◆ Task directions
The response must consist of each line in the listing that has the word "What" in it.

*** Data supplied

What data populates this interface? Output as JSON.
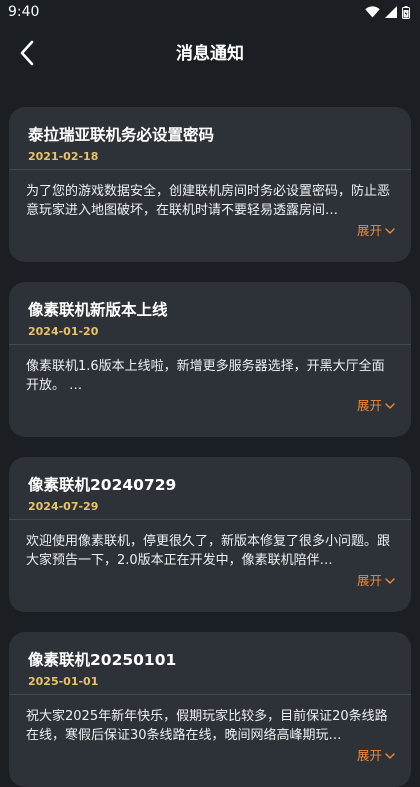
{
  "status_bar": {
    "time": "9:40",
    "icons": [
      "wifi-icon",
      "signal-icon",
      "battery-icon"
    ]
  },
  "header": {
    "title": "消息通知",
    "back_icon": "chevron-left-icon"
  },
  "colors": {
    "background": "#1b1e22",
    "card": "#2c3238",
    "date": "#e8c36a",
    "expand": "#f0883a"
  },
  "notifications": [
    {
      "title": "泰拉瑞亚联机务必设置密码",
      "date": "2021-02-18",
      "body": "为了您的游戏数据安全，创建联机房间时务必设置密码，防止恶意玩家进入地图破坏，在联机时请不要轻易透露房间…",
      "expand_label": "展开"
    },
    {
      "title": "像素联机新版本上线",
      "date": "2024-01-20",
      "body": "像素联机1.6版本上线啦，新增更多服务器选择，开黑大厅全面开放。 …",
      "expand_label": "展开"
    },
    {
      "title": "像素联机20240729",
      "date": "2024-07-29",
      "body": "欢迎使用像素联机，停更很久了，新版本修复了很多小问题。跟大家预告一下，2.0版本正在开发中，像素联机陪伴…",
      "expand_label": "展开"
    },
    {
      "title": "像素联机20250101",
      "date": "2025-01-01",
      "body": "祝大家2025年新年快乐，假期玩家比较多，目前保证20条线路在线，寒假后保证30条线路在线，晚间网络高峰期玩…",
      "expand_label": "展开"
    }
  ]
}
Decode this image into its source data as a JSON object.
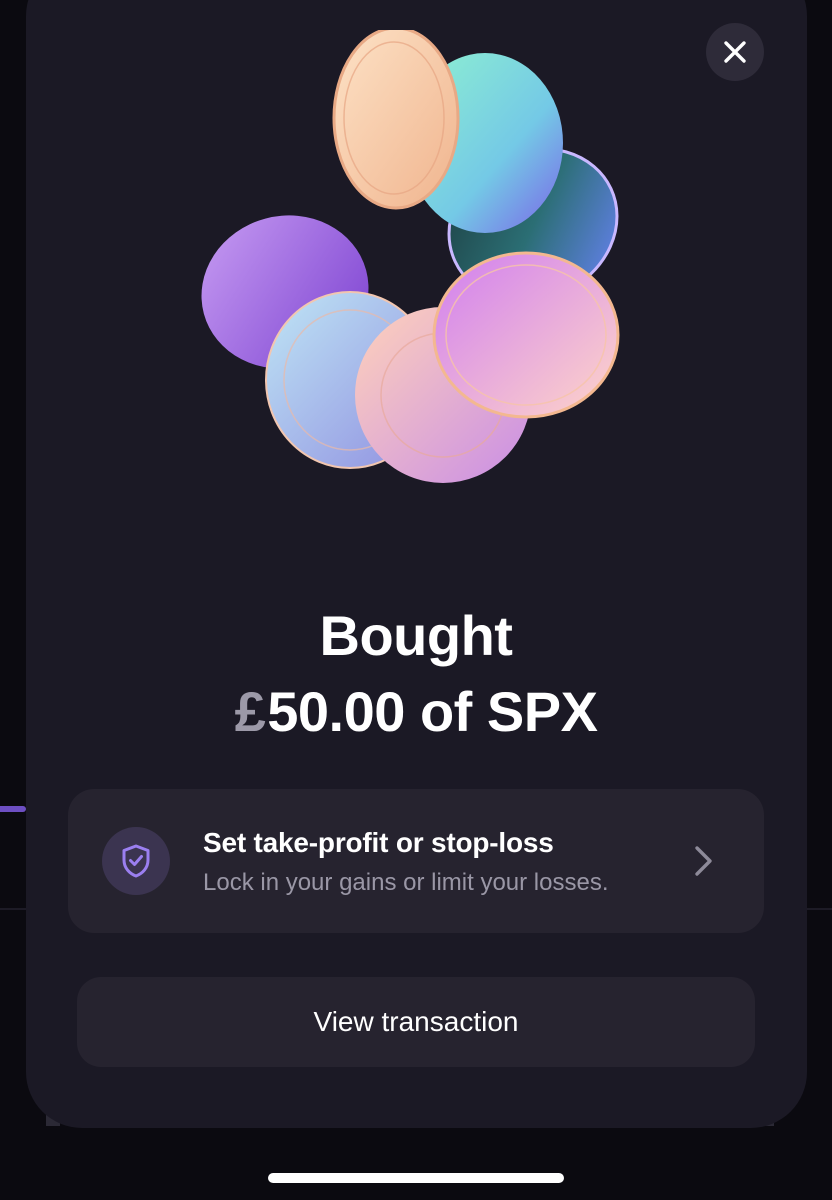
{
  "header": {
    "close_icon": "close-icon"
  },
  "illustration": {
    "name": "coins-illustration"
  },
  "confirmation": {
    "title": "Bought",
    "currency_symbol": "£",
    "amount": "50.00",
    "connector": "of",
    "ticker": "SPX"
  },
  "tpsl": {
    "icon": "shield-check-icon",
    "title": "Set take-profit or stop-loss",
    "subtitle": "Lock in your gains or limit your losses.",
    "chevron_icon": "chevron-right-icon"
  },
  "actions": {
    "view_transaction_label": "View transaction"
  },
  "colors": {
    "background": "#0b0a10",
    "sheet": "#1b1925",
    "card": "#26232f",
    "accent": "#8b6fe0",
    "muted_text": "#9a97a6"
  }
}
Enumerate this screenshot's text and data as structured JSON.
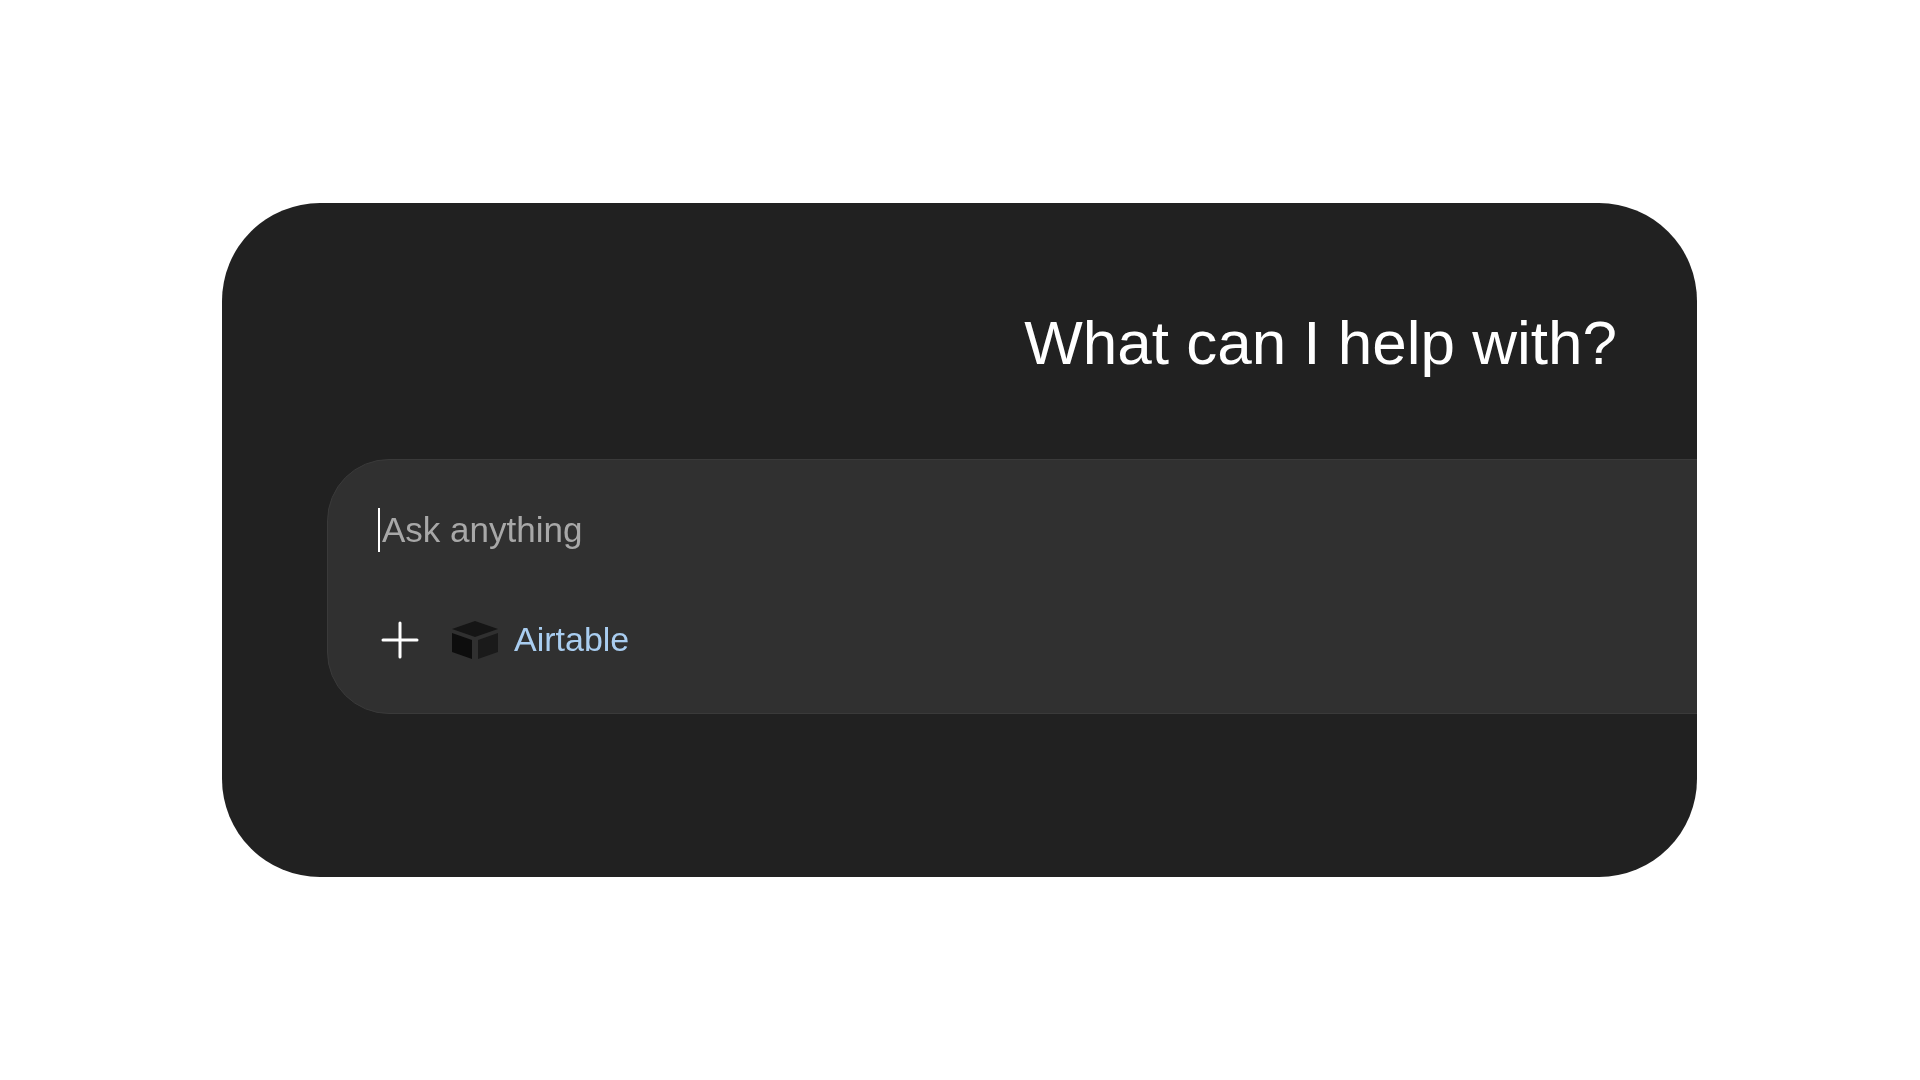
{
  "heading": "What can I help with?",
  "composer": {
    "placeholder": "Ask anything",
    "focused": true,
    "tool_label": "Airtable"
  }
}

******

◆ Result of this task
What data populates this interface? Output as JSON.
  "heading": "What can I help with?",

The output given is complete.